Here, the district court sufficiently articulated its reasons for denying Chambliss’ request for compassionate release. The court first acknowledged that Chambliss’ terminal disease constitutes "an extraordinary and compelling reason for a sentence reduction" and that he "does not present a danger upon release." But the court also noted that compassionate release is discretionary, not mandatory, and could be refused after weighing the sentencing factors of 18 U.S.C. § 3553(a). Applying the § 3553(a) factors to the instant case, the district court considered Chambliss’ "severe" conduct, his serious drug crime, and his criminal history, which included aggravated robbery.

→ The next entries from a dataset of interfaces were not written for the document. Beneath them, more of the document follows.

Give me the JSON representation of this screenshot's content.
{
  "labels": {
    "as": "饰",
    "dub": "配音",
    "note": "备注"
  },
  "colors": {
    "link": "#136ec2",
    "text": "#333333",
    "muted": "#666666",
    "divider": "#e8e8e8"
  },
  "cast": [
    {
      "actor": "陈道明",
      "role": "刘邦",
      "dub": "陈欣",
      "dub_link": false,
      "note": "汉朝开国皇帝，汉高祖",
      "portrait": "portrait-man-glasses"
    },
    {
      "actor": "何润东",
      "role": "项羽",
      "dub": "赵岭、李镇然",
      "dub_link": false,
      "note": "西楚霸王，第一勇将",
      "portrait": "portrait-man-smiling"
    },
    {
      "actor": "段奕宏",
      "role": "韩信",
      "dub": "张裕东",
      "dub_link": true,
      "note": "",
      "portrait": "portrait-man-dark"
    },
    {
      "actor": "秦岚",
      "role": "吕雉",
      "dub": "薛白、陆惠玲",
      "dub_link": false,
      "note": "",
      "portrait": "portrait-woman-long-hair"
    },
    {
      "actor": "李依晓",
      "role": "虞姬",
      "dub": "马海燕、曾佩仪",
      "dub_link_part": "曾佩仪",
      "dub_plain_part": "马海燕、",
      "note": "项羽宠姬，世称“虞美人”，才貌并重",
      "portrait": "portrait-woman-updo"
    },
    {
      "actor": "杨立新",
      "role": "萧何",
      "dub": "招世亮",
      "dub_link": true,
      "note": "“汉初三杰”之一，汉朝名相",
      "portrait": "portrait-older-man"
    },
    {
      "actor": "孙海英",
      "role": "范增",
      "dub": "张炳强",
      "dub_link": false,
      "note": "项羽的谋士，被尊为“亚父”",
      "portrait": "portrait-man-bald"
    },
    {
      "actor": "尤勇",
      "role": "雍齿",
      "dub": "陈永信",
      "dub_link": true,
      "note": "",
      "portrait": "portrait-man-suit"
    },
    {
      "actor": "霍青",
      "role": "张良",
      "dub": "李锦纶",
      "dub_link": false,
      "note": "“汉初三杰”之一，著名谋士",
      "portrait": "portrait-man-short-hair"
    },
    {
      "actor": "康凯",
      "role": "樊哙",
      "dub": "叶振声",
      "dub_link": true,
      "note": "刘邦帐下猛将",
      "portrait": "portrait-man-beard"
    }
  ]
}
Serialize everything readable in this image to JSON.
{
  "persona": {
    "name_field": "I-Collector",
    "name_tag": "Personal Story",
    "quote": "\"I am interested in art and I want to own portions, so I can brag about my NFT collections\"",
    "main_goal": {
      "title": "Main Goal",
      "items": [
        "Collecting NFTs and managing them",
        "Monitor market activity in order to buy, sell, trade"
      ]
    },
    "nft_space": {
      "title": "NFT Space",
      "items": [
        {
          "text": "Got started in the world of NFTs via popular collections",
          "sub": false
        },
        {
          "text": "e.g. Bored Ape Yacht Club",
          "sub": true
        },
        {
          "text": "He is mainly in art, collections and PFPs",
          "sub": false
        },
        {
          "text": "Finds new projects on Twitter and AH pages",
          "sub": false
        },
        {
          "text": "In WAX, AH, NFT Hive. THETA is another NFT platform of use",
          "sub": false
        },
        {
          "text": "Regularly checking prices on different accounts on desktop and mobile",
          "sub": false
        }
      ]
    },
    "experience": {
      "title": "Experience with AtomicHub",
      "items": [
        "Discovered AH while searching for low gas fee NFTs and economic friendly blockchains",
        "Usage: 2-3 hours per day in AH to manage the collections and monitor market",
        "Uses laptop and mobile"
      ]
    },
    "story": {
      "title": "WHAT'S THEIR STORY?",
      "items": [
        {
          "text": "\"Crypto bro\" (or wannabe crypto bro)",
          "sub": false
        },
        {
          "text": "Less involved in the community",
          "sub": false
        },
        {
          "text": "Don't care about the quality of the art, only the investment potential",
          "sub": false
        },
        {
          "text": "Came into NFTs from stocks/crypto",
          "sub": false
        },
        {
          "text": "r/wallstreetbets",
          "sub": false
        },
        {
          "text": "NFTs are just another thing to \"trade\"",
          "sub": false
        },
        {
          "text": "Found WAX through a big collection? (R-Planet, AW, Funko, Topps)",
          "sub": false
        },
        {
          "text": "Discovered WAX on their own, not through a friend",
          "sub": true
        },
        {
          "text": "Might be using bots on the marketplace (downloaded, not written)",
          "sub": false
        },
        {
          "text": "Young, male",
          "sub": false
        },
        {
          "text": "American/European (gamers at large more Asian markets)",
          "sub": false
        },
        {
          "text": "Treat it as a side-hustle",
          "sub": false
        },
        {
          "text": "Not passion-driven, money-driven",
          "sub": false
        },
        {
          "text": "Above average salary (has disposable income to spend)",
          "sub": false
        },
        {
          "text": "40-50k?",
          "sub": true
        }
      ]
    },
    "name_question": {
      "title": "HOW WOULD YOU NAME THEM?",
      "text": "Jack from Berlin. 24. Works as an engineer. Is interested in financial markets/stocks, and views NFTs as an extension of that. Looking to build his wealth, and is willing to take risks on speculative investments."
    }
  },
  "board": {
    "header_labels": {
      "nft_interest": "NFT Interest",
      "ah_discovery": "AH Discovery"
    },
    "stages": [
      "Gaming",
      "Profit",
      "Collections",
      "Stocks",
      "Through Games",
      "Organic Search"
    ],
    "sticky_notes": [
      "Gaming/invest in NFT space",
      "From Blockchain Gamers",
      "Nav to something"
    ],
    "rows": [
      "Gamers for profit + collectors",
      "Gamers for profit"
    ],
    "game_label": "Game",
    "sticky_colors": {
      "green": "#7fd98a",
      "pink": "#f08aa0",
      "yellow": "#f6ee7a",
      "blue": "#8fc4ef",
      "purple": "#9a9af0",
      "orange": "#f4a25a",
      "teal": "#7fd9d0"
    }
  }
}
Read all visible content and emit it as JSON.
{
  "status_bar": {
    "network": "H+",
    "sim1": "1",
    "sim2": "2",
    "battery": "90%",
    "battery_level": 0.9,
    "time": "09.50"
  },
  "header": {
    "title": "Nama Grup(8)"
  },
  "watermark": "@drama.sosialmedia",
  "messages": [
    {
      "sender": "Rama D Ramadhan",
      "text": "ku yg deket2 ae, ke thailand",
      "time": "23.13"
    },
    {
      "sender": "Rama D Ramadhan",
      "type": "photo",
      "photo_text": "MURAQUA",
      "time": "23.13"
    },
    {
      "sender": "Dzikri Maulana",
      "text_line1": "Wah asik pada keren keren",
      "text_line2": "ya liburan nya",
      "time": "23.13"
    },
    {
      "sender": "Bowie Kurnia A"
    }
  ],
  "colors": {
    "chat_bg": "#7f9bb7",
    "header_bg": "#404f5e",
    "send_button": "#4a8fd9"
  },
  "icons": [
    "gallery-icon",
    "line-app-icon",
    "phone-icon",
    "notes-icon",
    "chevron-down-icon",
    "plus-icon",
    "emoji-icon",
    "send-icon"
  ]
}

The court also noted that Chambliss had committed the instant offense while on parole and only two years following his release from confinement, emphasizing Chambliss had "clearly disregard[ed] all respect for the law."
Additionally, the district court rejected Chambliss’ argument that the 14 years he has served was adequate punishment because the drug quantity used for sentencing was too high. Instead, the court concluded that "releasing [Chambliss] after serving only 14 years of a 30-year sentence minimizes both the impact of [Chambliss’] crime and seriousness of the offense." Moreover, the court, citing the § 3553(a) factors, determined that requiring Chambliss to serve the remainder of his sentence would "provide just punishment for the offense" and "afford adequate deterrence to criminal conduct."
The court also rejected Chambliss’ contention that the need for medical care should not have "the effect of extending [Chambliss’] prison term." Chambliss analogized his case to Tapia v. United States , 564 U.S. 319, 321, 131 S.Ct. 2382, 180 L.Ed.2d 357 (2011), in which the Supreme Court held that federal courts are precluded from "lengthening a prison term in order to promote a criminal defendant's rehabilitation." The district court, however, found Chambliss’ argument to be without merit because it was deciding whether to reduce, not extend, a sentence. We agree.
The court further acknowledged that Chambliss was getting effective medical care at FMC Rochester. Finally, the district court, noting the discretionary and fact-specific nature of the requested relief, was unpersuaded by other district court decisions Chambliss cited in which compassionate release was granted under the First Step Act.
On appeal, Chambliss contends that the district court abused its discretion by considering the need for effective medical treatment and by failing to consider amendments to the career offender and drug guideline. However, having reviewed the district court’s clearly-articulated reasons for denying Chambliss’ motion to reduce his sentence, we find no abuse of discretion. The district court did not base its decision on an error of law or a clearly erroneous assessment of the evidence. See Chapple , 847 F.3d at 229. And although Chambliss may disagree with how the district court balanced the § 3553(a) factors, that is not a sufficient ground for reversal. See United States v. Malone , 828 F.3d 331, 342 (5th Cir. 2016). Accordingly, we AFFIRM.